Reachus:+443455280535

Abstract Volume: 5 Issue: 4 ISSN:

Meet CRISPR
Dr. Alisha Rangara.

Corresponding Author: Dr. Alisha Rangara,

Copy Right: © 2022 Dr. Alisha Rangara, This is an open access article distributed under the Creative Commons Attribution License, which permits unrestricted use, distribution, and reproduction in any medium, provided the original work is properly cited.


Received Date: April 29, 2022

Published Date: May 10, 2022

 

Abstract

AIM- The CRISPR-Cas9 (clustered regularly interspaced short palindromic repeats with CRISPR-associated protein 9) system is a revolutionary genome editing system that is easy to design, highly specific, efficient, robust, and well suited for high-through out and multiplexed gene editing for a variety of cell types and organisms. In this review we describe about CRISPR impact in dentistry.

Keywords- CAS-9, Gene editing, Gene Expression, Genetic disorder, Impact in dentistry, orofacial defect, Tumor promoting, Oral pathology, other diseases.

Meet CRISPR

Introduction

CRISPR -- Gene editing technology is a new tool that can be used to introduce targeted modifications into the genome. Currently, there are three well-defined technologies for gene editing: Zinc Finger Nucleases (ZFNs), Transcription Activator-Like Effector Nucleases (TALENs), and Clustered Regularly Interspaced Palindromic Repeats (CRISPRs) with CRISPR-associated (Cas) nucleases. Each of these systems is characterized by an adaptable sequence-specific DNA binding domain and a nuclease domain that creates a double-strand cleavage.


What is CRISPR-?

CRISPR- stands for clustered Regularly interspaced Short Palindromic Repeats.

The name refers to clusters of DNA Sequence that are found at regular intervals in genome of living organisms. It is a defense system commonly used by bacteria to fight phages/viruses, plamid, transpons, and genome islands. Cas-9 is an RNA guided DNA endonuclease enzyme that acts like a pair of molecular scissors to cut strands of DNA.

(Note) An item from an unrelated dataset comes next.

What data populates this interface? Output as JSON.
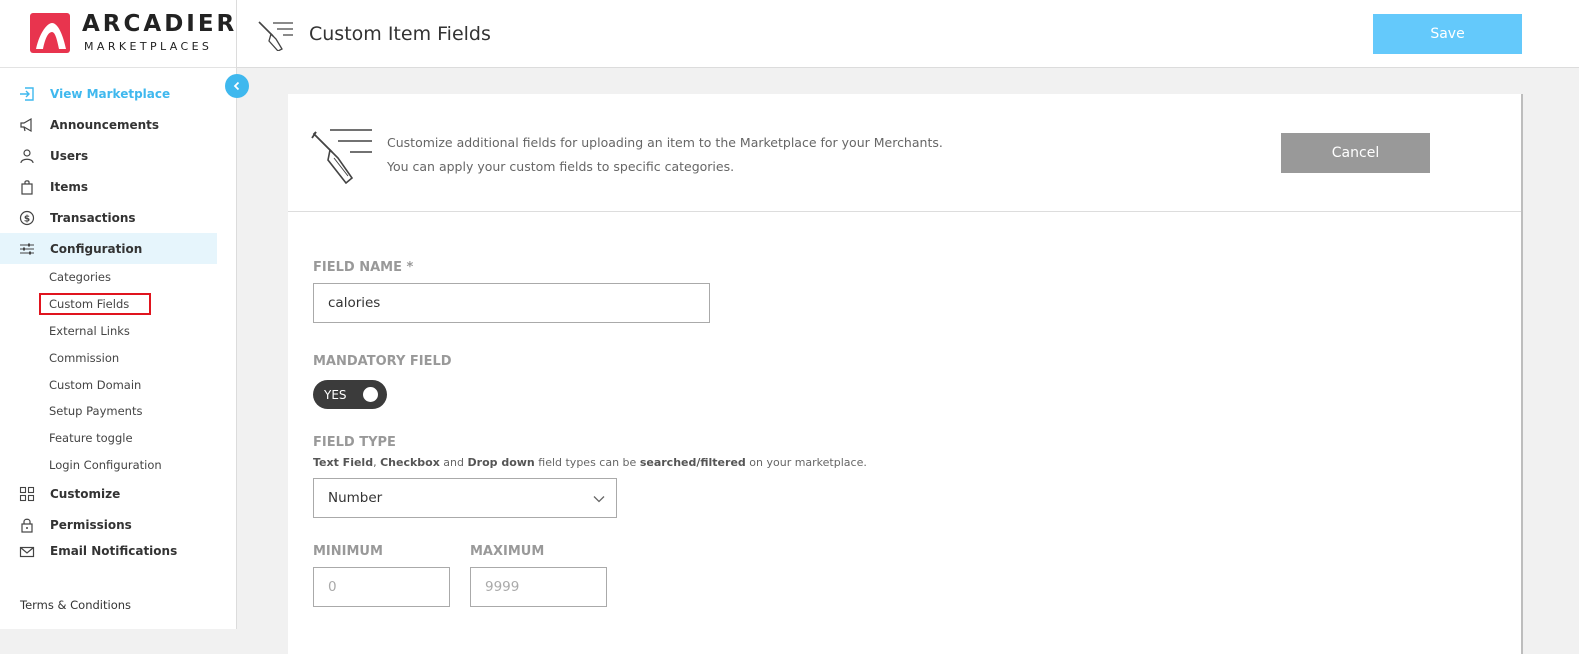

CRISPRs constitute a family of short DNA repeats that are important components of the adaptive immune system in bacteria and archaea. These elements protect the microbes against various viral invasions. Cas proteins have functional domains that are similar to nucleases, helicases, polymerases, and polynucleotide-binding proteins. When a bacterium detects viral DNA, it produces two strands of short RNA called guide RNA, which then go on to form a complex with an endonuclease enzyme called Cas-9


How does it work?

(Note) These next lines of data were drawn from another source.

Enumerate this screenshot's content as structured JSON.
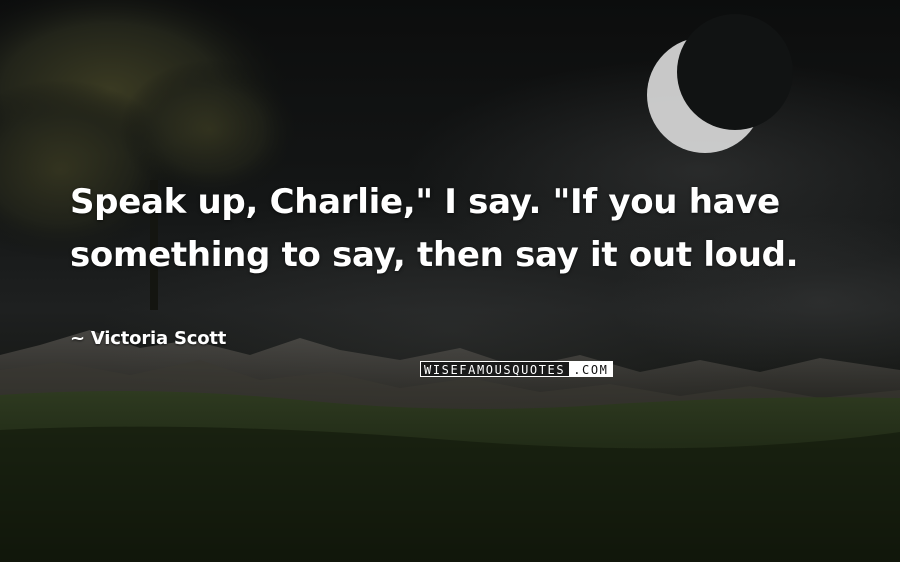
{
  "quote": {
    "text": "Speak up, Charlie,\" I say. \"If you have something to say, then say it out loud."
  },
  "author": {
    "prefix": "~",
    "name": "Victoria Scott"
  },
  "watermark": {
    "main": "WISEFAMOUSQUOTES",
    "tld": ".COM"
  },
  "colors": {
    "text": "#ffffff",
    "sky": "#0c0d0d",
    "grass": "#2c3a1e",
    "moon": "#d8d8d8"
  },
  "icons": [
    "crescent-moon-icon"
  ]
}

Find the offending gene and manipulate the genetic structure to produce a normal genome sequence.

The CRISPR system comprises of two components:

1) A guide RNA (gRNA)-Target DNA sequence and is GPS that guides it to appropriate site

2) Non-specific CRISPR-associated endonuclease protein CAS9 and function as molecular scissor.

 
What is CRISPR- role in dentistry?

By now, you probably have heard about the revolutionary gene-editing tool, CRISPR. Scientists claim they can precisely and permanently modify any part of the genome without harming any other gene. With this simple yet powerful technology, researchers can delete or modify the genes that cause genetic diseases.

The Human Oral cavity provides the perfect portal of entry for viruses and bacteria in the environment to access new hosts. Hence the oral cavity is one of the most densely populated habitats of the human body containing some 6 billion bacteria and potentially 35 times that of many viruses. CRISPR-CAS9 system will be able to identify the causative genes in many oral pathologies and disorders including early childhood dental caries. It can overcome genetic Oro-facial defect anomalies.

CRISPR will also help in the identification of genes that suppress the tumor-promoting properties of the genes that cause oral cancer. Gene editing technology with its ability to identify, delete or replace genes can improve the prognosis of Squamous Cell Carcinoma of the oral cavity that arises due to viral and bacterial factors.


Conclusion

CRISPR technology has opened a world of endless possibilities for the diagnosis and treatment of genetic diseases and also its positive impact on dentistry.